## SOURCE DATA:
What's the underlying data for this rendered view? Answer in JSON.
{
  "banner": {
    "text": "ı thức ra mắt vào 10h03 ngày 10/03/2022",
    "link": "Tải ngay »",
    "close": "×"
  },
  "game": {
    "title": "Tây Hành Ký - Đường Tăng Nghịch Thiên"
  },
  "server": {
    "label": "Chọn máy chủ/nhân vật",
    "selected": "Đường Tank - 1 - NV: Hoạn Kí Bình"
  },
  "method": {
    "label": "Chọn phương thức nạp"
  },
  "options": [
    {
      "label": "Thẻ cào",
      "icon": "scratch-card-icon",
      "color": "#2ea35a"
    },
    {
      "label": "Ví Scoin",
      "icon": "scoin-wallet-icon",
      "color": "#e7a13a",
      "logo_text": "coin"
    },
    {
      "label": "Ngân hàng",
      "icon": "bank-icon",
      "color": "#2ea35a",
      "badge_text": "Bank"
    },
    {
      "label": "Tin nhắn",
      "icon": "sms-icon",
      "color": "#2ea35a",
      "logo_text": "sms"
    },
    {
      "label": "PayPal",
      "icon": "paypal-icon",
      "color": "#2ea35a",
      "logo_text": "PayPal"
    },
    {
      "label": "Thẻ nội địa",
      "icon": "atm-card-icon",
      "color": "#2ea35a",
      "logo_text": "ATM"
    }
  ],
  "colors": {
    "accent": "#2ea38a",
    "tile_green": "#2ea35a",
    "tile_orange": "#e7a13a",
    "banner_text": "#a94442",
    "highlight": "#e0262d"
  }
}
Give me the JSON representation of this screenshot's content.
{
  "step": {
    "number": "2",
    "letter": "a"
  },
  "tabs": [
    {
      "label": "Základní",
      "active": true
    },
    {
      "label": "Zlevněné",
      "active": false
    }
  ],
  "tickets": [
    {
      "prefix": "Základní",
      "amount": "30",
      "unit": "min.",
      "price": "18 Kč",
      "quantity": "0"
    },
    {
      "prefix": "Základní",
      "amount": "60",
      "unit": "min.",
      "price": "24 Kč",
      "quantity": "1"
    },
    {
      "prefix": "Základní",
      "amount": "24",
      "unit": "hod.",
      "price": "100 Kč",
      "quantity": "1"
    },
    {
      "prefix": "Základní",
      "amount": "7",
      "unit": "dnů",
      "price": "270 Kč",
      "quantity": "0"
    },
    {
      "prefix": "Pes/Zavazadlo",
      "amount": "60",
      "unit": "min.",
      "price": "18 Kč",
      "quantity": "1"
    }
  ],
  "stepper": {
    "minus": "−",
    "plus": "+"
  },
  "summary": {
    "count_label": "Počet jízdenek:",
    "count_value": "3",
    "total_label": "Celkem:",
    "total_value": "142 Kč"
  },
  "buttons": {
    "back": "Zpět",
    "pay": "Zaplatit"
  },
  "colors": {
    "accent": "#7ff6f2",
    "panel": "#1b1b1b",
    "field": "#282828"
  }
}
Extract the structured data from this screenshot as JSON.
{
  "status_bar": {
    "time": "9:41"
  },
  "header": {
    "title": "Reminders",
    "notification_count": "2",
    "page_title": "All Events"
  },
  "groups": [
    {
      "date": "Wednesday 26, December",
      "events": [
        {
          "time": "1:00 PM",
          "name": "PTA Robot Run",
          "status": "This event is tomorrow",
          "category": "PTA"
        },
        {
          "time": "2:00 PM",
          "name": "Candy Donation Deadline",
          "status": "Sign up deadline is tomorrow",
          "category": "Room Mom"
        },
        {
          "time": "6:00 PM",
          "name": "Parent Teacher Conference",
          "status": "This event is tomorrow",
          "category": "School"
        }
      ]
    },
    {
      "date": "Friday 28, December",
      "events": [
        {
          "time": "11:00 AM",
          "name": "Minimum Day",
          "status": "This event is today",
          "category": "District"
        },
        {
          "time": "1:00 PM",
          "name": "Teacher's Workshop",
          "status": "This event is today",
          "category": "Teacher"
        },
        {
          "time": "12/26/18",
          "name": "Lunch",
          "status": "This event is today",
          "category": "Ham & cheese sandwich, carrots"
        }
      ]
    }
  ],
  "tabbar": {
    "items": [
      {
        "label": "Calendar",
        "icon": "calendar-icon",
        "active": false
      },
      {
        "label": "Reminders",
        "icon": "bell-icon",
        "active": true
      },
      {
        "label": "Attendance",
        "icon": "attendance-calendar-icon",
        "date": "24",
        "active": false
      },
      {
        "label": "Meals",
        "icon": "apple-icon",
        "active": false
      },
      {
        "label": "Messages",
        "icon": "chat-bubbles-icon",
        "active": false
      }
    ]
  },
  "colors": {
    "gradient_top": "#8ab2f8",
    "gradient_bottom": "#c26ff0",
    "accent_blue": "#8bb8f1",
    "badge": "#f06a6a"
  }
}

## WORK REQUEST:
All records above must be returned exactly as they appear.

## FINISHED TASK:
What's the underlying data for this rendered view? Answer in JSON.
{
  "banner": {
    "text": "ı thức ra mắt vào 10h03 ngày 10/03/2022",
    "link": "Tải ngay »",
    "close": "×"
  },
  "game": {
    "title": "Tây Hành Ký - Đường Tăng Nghịch Thiên"
  },
  "server": {
    "label": "Chọn máy chủ/nhân vật",
    "selected": "Đường Tank - 1 - NV: Hoạn Kí Bình"
  },
  "method": {
    "label": "Chọn phương thức nạp"
  },
  "options": [
    {
      "label": "Thẻ cào",
      "icon": "scratch-card-icon",
      "color": "#2ea35a"
    },
    {
      "label": "Ví Scoin",
      "icon": "scoin-wallet-icon",
      "color": "#e7a13a",
      "logo_text": "coin"
    },
    {
      "label": "Ngân hàng",
      "icon": "bank-icon",
      "color": "#2ea35a",
      "badge_text": "Bank"
    },
    {
      "label": "Tin nhắn",
      "icon": "sms-icon",
      "color": "#2ea35a",
      "logo_text": "sms"
    },
    {
      "label": "PayPal",
      "icon": "paypal-icon",
      "color": "#2ea35a",
      "logo_text": "PayPal"
    },
    {
      "label": "Thẻ nội địa",
      "icon": "atm-card-icon",
      "color": "#2ea35a",
      "logo_text": "ATM"
    }
  ],
  "colors": {
    "accent": "#2ea38a",
    "tile_green": "#2ea35a",
    "tile_orange": "#e7a13a",
    "banner_text": "#a94442",
    "highlight": "#e0262d"
  }
}
Give me the JSON representation of this screenshot's content.
{
  "step": {
    "number": "2",
    "letter": "a"
  },
  "tabs": [
    {
      "label": "Základní",
      "active": true
    },
    {
      "label": "Zlevněné",
      "active": false
    }
  ],
  "tickets": [
    {
      "prefix": "Základní",
      "amount": "30",
      "unit": "min.",
      "price": "18 Kč",
      "quantity": "0"
    },
    {
      "prefix": "Základní",
      "amount": "60",
      "unit": "min.",
      "price": "24 Kč",
      "quantity": "1"
    },
    {
      "prefix": "Základní",
      "amount": "24",
      "unit": "hod.",
      "price": "100 Kč",
      "quantity": "1"
    },
    {
      "prefix": "Základní",
      "amount": "7",
      "unit": "dnů",
      "price": "270 Kč",
      "quantity": "0"
    },
    {
      "prefix": "Pes/Zavazadlo",
      "amount": "60",
      "unit": "min.",
      "price": "18 Kč",
      "quantity": "1"
    }
  ],
  "stepper": {
    "minus": "−",
    "plus": "+"
  },
  "summary": {
    "count_label": "Počet jízdenek:",
    "count_value": "3",
    "total_label": "Celkem:",
    "total_value": "142 Kč"
  },
  "buttons": {
    "back": "Zpět",
    "pay": "Zaplatit"
  },
  "colors": {
    "accent": "#7ff6f2",
    "panel": "#1b1b1b",
    "field": "#282828"
  }
}
Extract the structured data from this screenshot as JSON.
{
  "status_bar": {
    "time": "9:41"
  },
  "header": {
    "title": "Reminders",
    "notification_count": "2",
    "page_title": "All Events"
  },
  "groups": [
    {
      "date": "Wednesday 26, December",
      "events": [
        {
          "time": "1:00 PM",
          "name": "PTA Robot Run",
          "status": "This event is tomorrow",
          "category": "PTA"
        },
        {
          "time": "2:00 PM",
          "name": "Candy Donation Deadline",
          "status": "Sign up deadline is tomorrow",
          "category": "Room Mom"
        },
        {
          "time": "6:00 PM",
          "name": "Parent Teacher Conference",
          "status": "This event is tomorrow",
          "category": "School"
        }
      ]
    },
    {
      "date": "Friday 28, December",
      "events": [
        {
          "time": "11:00 AM",
          "name": "Minimum Day",
          "status": "This event is today",
          "category": "District"
        },
        {
          "time": "1:00 PM",
          "name": "Teacher's Workshop",
          "status": "This event is today",
          "category": "Teacher"
        },
        {
          "time": "12/26/18",
          "name": "Lunch",
          "status": "This event is today",
          "category": "Ham & cheese sandwich, carrots"
        }
      ]
    }
  ],
  "tabbar": {
    "items": [
      {
        "label": "Calendar",
        "icon": "calendar-icon",
        "active": false
      },
      {
        "label": "Reminders",
        "icon": "bell-icon",
        "active": true
      },
      {
        "label": "Attendance",
        "icon": "attendance-calendar-icon",
        "date": "24",
        "active": false
      },
      {
        "label": "Meals",
        "icon": "apple-icon",
        "active": false
      },
      {
        "label": "Messages",
        "icon": "chat-bubbles-icon",
        "active": false
      }
    ]
  },
  "colors": {
    "gradient_top": "#8ab2f8",
    "gradient_bottom": "#c26ff0",
    "accent_blue": "#8bb8f1",
    "badge": "#f06a6a"
  }
}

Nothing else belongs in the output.